X vs. X-al adjectives (asymptotic vs asymptotical, etc.)

Right now I am writing a technical report, where I describe asymptotic(al) curves, expansions etc. My understanding after a bit of web browsing is that asymptotic and asymptotical are near-synonymous but the former is much more common (please correct me if I am wrong), so I will replace all instances of asymptotical by asymptotic.

Is there any general rule for those X vs. X-al situations? I can handle the most common cases (such as "Economic" vs. "economical") because I have seen them enough times, but I have not inferred a general rule, so I am at a loss when presented with an uncommon word (such as “asymptotic”).

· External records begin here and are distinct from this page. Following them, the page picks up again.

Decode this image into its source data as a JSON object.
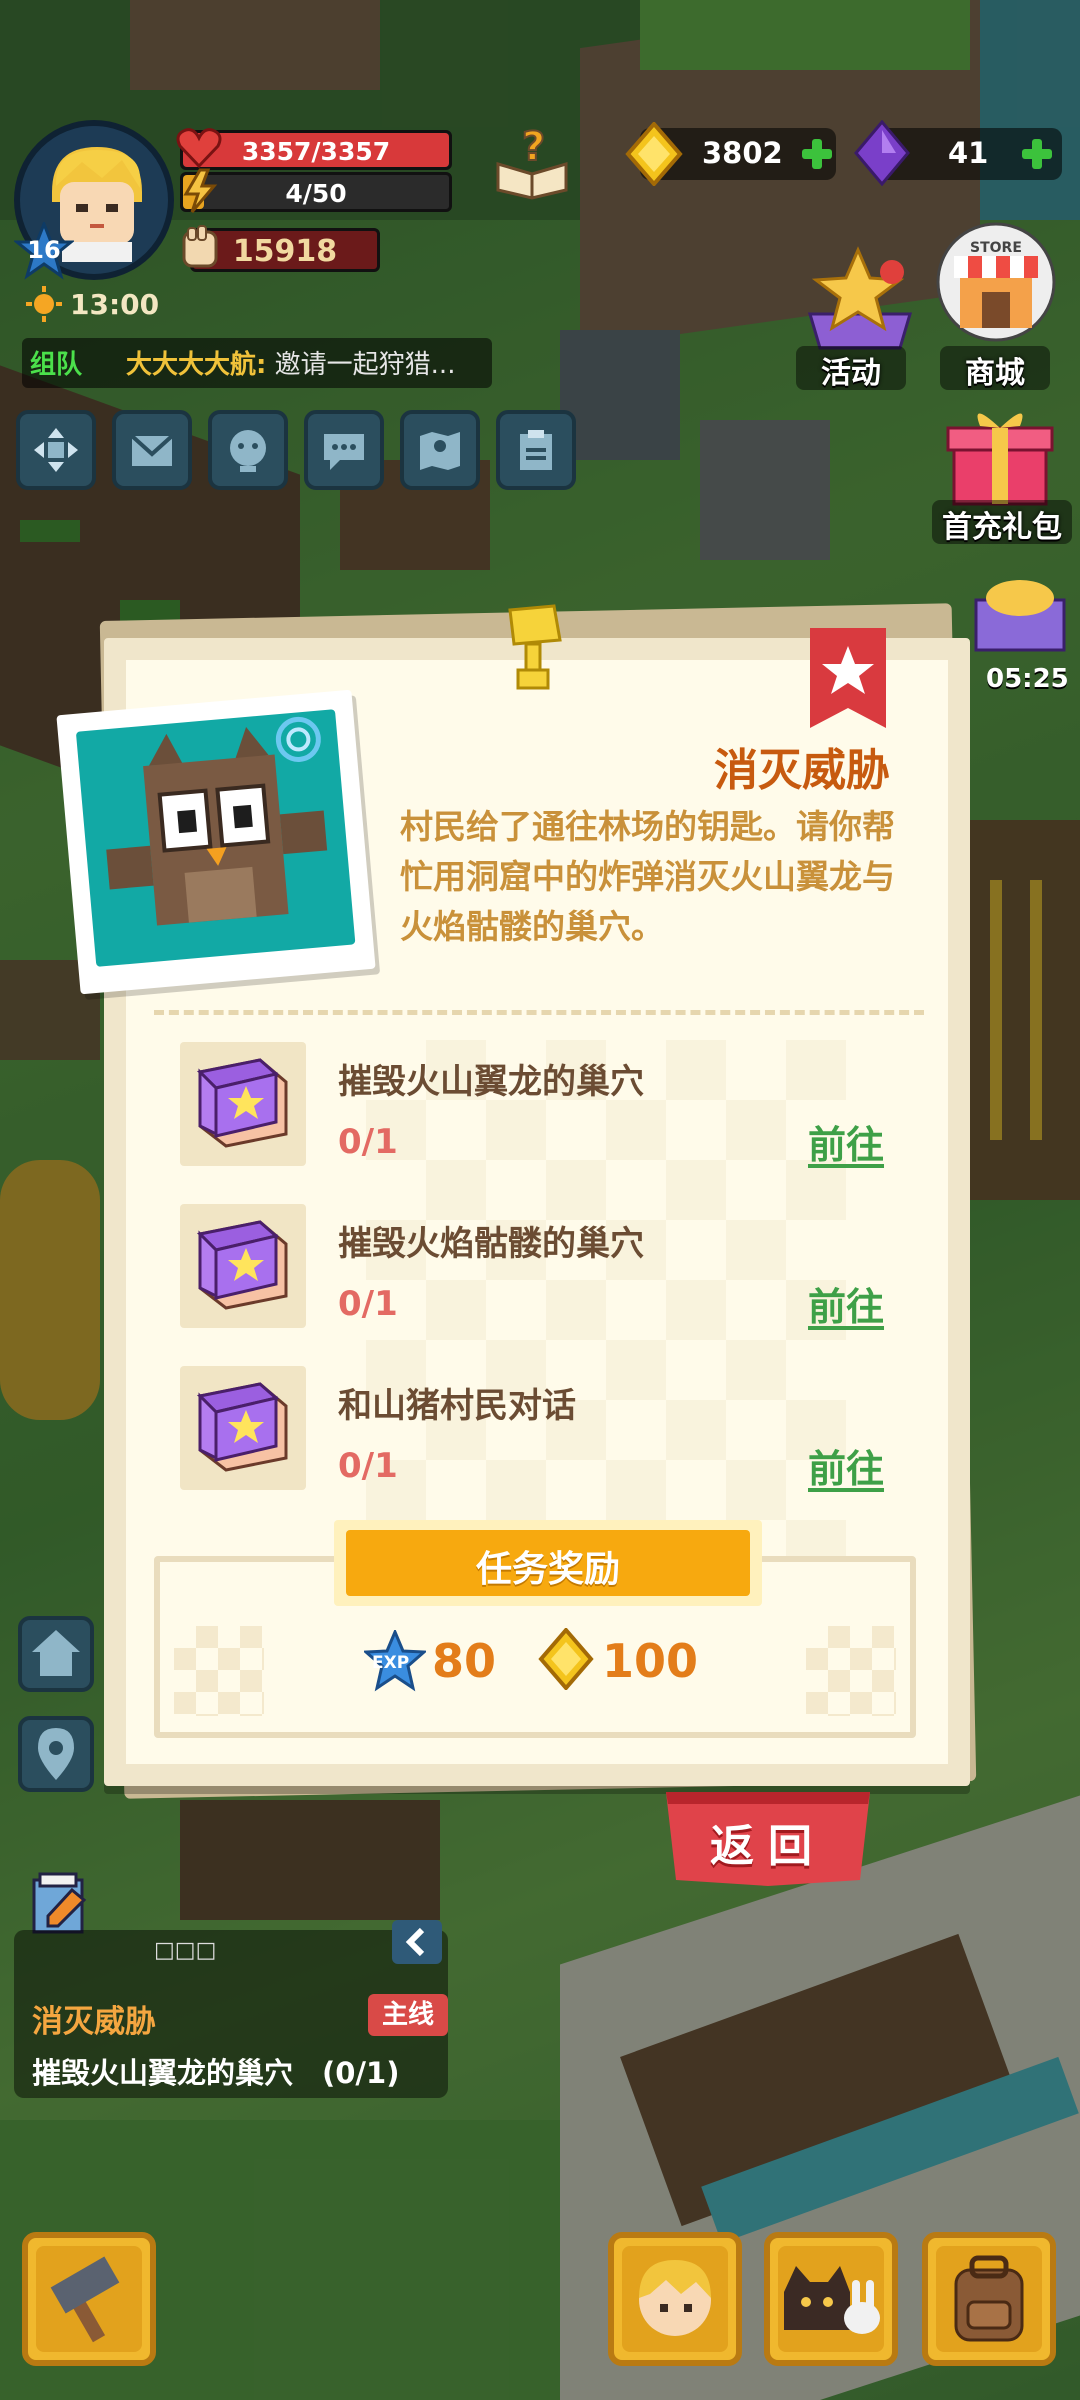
{
  "hud": {
    "level": "16",
    "hp_text": "3357/3357",
    "hp_fraction": 1.0,
    "energy_text": "4/50",
    "energy_fraction": 0.08,
    "power": "15918",
    "time": "13:00",
    "gold": "3802",
    "gems": "41"
  },
  "team_chat": {
    "tag": "组队",
    "sender": "大大大大航:",
    "message": " 邀请一起狩猎..."
  },
  "right_buttons": {
    "activity": "活动",
    "shop": "商城",
    "store_sign": "STORE",
    "first_recharge": "首充礼包",
    "timer": "05:25"
  },
  "quest": {
    "title": "消灭威胁",
    "description": "村民给了通往林场的钥匙。请你帮忙用洞窟中的炸弹消灭火山翼龙与火焰骷髅的巢穴。",
    "tasks": [
      {
        "name": "摧毁火山翼龙的巢穴",
        "progress": "0/1",
        "action": "前往"
      },
      {
        "name": "摧毁火焰骷髅的巢穴",
        "progress": "0/1",
        "action": "前往"
      },
      {
        "name": "和山猪村民对话",
        "progress": "0/1",
        "action": "前往"
      }
    ],
    "reward_header": "任务奖励",
    "rewards": {
      "exp_label": "EXP",
      "exp": "80",
      "gold": "100"
    },
    "back_label": "返回"
  },
  "tracker": {
    "dots": "□□□",
    "title": "消灭威胁",
    "tag": "主线",
    "task": "摧毁火山翼龙的巢穴　(0/1)"
  },
  "colors": {
    "title": "#c75a0f",
    "description": "#c9913a",
    "progress": "#e36a63",
    "go_link": "#3ea047",
    "reward_button": "#f7a90f",
    "back_button": "#e0434a"
  }
}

(I am not a native speaker.)

Answer

There are historical reasons behind the choice of the suffixes -ic – ical as explained here:

-ical

compound adjectival word-forming element, usually interchangeable with -ic but sometimes with specialized sense (such as historic/historical, politic/political), Middle English, from Late Latin -icalis, from Latin -icus + -alis (see -al (1)).

Probably it was needed because the forms in -ic often took on a noun sense (for example physic). Forms in -ical tend to be attested earlier in English than their twins in -ic.

(Etymonline)

Attribution
Source : Link , Question Author : user357497 , Answer Author : user 66974

Leave a Comment